For you to take a home mortgage interest deduction, your debt must be secured by a qualified home. This means your main home or your second home. A home includes a house, condominium, cooperative, mobile home, boat or similar property that has sleeping, cooking and toilet facilities.
If you buy a lot and place the manufactured home on it, the interest paid for the lot would be qualifying home mortgage interest, provided that it was secured by the house.
I have a mortgage for my primary residence and a second mortgage for land that I intend to build a home on. Can the interest be deducted for the second mortgage? | Top
Unless you have begun construction of a home on the bare land that you can occupy within 24 months, the land would be considered an investment and the interest you paid on the second mortgage would not qualify as deductible mortgage interest. However, it would constitute investment interest if you itemize your deductions. For more information, refer to Publication 550, "Investment Income and Expenses, (PDF)" and Publication 936, "Home Mortgage Interest Deduction" (PDF).

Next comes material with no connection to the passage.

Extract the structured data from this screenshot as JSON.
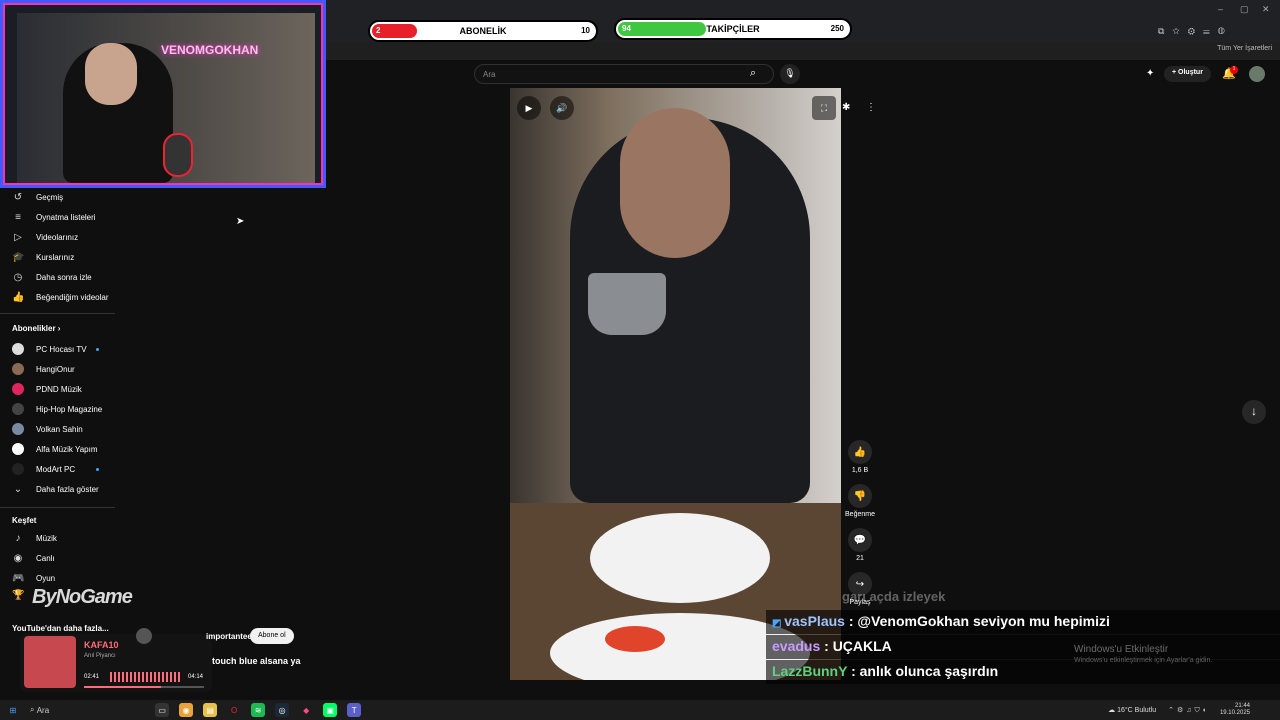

I refinanced my home last year and paid points. Are they all deductible this year? | Top
Generally, points paid to refinance a mortgage are not deductible in their entirety in the year paid. They are "amortized" or deducted over the life of the loan. This is true even if the mortgage is secured by your main home. However, if you use part of the refinanced mortgage proceeds to improve your main home you may be able to fully deduct the part of the points related to the improvement in the year you paid them with your own funds. For more information, refer to Publication 936, "Home Mortgage Interest Deduction" (PDF).
I took out a home equity loan to pay off personal debts. Is this interest deductible? Where do I enter this amount on my tax return? | Top
A loan taken out for reasons other than to buy, build or substantially improve your home, such as to pay off personal debts, may qualify as home equity debt. The interest would be deducted on line 10, Form 1040, Schedule A, "Itemized Deductions" (PDF). The amount you can deduct as interest on home equity debt is subject to certain limitations. For more information, refer to Publication 936, "Home Mortgage Interest Deduction" (.PDF).
Is the mortgage interest and property tax on a second residence deductible? | Top
The mortgage interest on a second home that you use as a residence for some portion of the taxable year is generally deductible if the interest satisfies the same requirements for deductibility as interest on a primary residence. Real estate taxes paid on your primary and second residence are generally deductible. Deductible real estate taxes include any state, local or foreign taxes on real property levied for the general public welfare. Deductible real estate taxes do not include taxes charged for local benefits and improvements that increase the value of the property. For more information, refer to Publication 17, "Your Federal Income Tax for Individuals" (PDF) or Publication 530, "Tax Information for First-Time Home Owners" (PDF).
I made energy- efficient improvements to my home. Do they qualify for a tax credit? | Top
You may be able to take a credit of 30 percent of the costs paid or incurred in 2010 for any qualified energy efficiency improvements and any residential energy property. The credit is limited to a total of $1,500 over tax years 2009 and 2010. Certain additional limits may apply for different types of improvements.
The nonbusiness energy property credit applies to insulation materials, exterior windows, exterior doors and roofing materials installed that meet certain energy efficient criteria. the Residential Energy Efficient Credit may be claimed on qualified solar electric property, solar water heating property, fuel cell property, small wind energy property or geothermal heat pump property. Use Form 5695 (PDF) to figure and take your residential energy credits.